Welles: Diversity rules

A diverse workforce helps an organization ensure that it develops fresh ideas

At a time when information technology jobs and salaries are on the upswing, the representation of women and most minorities continues to fall. A report by the IT Association of America found that the percentage of women in the IT workforce declined from 41 percent in 1996 to 32.4 percent in

2004. Blacks constituted 9.1 percent of the IT workforce in 1996 but only 8.3 percent in 2004.

In the government, according to Office of Personnel Management data, women and minorities did a little better, constituting 39.2 percent of the federal IT workforce at the GS-9 to GS-15 levels in 2004. The percentage of blacks in federal IT occupations at those grade levels was 16.3 percent in 2004.

"The technologies that surround us are as diverse as the people who use them," said Linda Gooden, president of Lockheed Martin Information Technology and one of the few black women in an IT leadership role. Speaking at the ITAA's Diversity Summit last month, she compared the need to improve diversity in hiring with the growing demand for customized, personalized technology.

"We need diversity in ideas and diversity in people who develop ideas," she said.

Gooden's own career benefited from strong mentors. Her formula for success: "Look at how you can be part of moving the agenda forward, and find a mentor."
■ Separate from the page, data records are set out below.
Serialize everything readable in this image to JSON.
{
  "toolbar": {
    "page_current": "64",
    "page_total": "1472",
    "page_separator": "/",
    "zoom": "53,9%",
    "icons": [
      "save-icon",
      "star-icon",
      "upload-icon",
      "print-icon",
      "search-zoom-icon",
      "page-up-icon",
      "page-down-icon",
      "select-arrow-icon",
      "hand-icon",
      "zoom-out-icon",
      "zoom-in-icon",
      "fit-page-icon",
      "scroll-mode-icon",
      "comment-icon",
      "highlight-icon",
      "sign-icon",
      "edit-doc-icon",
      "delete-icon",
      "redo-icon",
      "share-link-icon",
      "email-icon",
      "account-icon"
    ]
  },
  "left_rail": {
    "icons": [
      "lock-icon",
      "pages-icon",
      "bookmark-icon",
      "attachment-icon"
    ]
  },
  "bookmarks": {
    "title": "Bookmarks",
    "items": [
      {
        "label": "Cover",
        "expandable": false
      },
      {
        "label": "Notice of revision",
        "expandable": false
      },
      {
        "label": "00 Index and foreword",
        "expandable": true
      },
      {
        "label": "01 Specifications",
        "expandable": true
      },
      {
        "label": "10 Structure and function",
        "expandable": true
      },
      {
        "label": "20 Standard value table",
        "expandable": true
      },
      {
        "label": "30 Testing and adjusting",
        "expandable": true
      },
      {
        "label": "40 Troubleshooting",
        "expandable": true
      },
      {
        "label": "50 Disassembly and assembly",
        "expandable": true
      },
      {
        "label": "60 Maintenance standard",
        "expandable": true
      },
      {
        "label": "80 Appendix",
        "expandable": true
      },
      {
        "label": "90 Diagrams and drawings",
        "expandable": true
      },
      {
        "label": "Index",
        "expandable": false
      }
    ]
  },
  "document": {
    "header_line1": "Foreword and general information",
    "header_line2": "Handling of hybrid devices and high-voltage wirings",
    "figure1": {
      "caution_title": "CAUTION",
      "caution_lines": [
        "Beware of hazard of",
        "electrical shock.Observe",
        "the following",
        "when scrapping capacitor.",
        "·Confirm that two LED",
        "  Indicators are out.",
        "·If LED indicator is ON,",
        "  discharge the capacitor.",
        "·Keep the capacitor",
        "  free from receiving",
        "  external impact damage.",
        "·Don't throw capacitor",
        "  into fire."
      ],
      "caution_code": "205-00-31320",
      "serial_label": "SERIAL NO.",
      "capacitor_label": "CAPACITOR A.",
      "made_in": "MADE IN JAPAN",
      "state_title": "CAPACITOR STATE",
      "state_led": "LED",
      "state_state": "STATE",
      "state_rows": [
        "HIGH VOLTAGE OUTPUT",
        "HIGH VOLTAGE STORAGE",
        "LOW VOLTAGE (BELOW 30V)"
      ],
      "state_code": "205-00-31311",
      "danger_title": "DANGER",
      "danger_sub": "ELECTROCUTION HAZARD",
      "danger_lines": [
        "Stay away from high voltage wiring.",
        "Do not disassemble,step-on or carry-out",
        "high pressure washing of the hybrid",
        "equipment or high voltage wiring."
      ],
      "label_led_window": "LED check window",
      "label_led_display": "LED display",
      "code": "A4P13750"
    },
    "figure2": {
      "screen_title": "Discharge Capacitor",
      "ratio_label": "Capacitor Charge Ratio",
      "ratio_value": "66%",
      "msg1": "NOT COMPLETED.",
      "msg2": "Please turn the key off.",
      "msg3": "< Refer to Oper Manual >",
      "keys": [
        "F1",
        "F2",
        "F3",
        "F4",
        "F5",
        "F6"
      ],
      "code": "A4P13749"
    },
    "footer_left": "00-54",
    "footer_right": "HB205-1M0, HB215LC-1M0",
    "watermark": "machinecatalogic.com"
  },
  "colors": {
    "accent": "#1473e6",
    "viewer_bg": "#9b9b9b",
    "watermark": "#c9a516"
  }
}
According to Marguerete Luter, president-elect of Women in Technology (WIT), access to networking and mentoring opportunities are the keys to improving diversity. But today, even that might not be enough. She suggests sponsoring individuals in the workplace.

By sponsorship, she means providing active support to new hires to help them develop their careers. It can also mean providing tips and encouragement to potential candidates at the college level.

WIT provides a type of sponsorship for women through a five-month mentor/ protégé program. In recent examples, the mentorship program helped an Air Force officer make the transition to the private sector and helped an IT specialist from industry move into government.

Protégés are matched with four mentors during a five-month period, meeting once a month for two and a half hours. Applications for the next session, which starts in January, are now available.

Recognizing employees also contributes to retaining minorities and women and helps new employees feel like they are part of the team. Several federal agencies also have networking groups for minorities and women. Sharing experiences and successes are important ways to support and recognize employees who might feel like outsiders.

So when it comes to diversity in the workplace, you can help both newly hired and experienced minority teammates "feel the love," as they say in the private sector. Through mentoring and working together, we can keep skilled people growing in their jobs. n

Welles is a retired federal employee who has worked in the public and private sectors. She lives in Bethesda, Md., and writes about work life topics for Federal Computer Week. She can be reached at judywelles@fcw.com.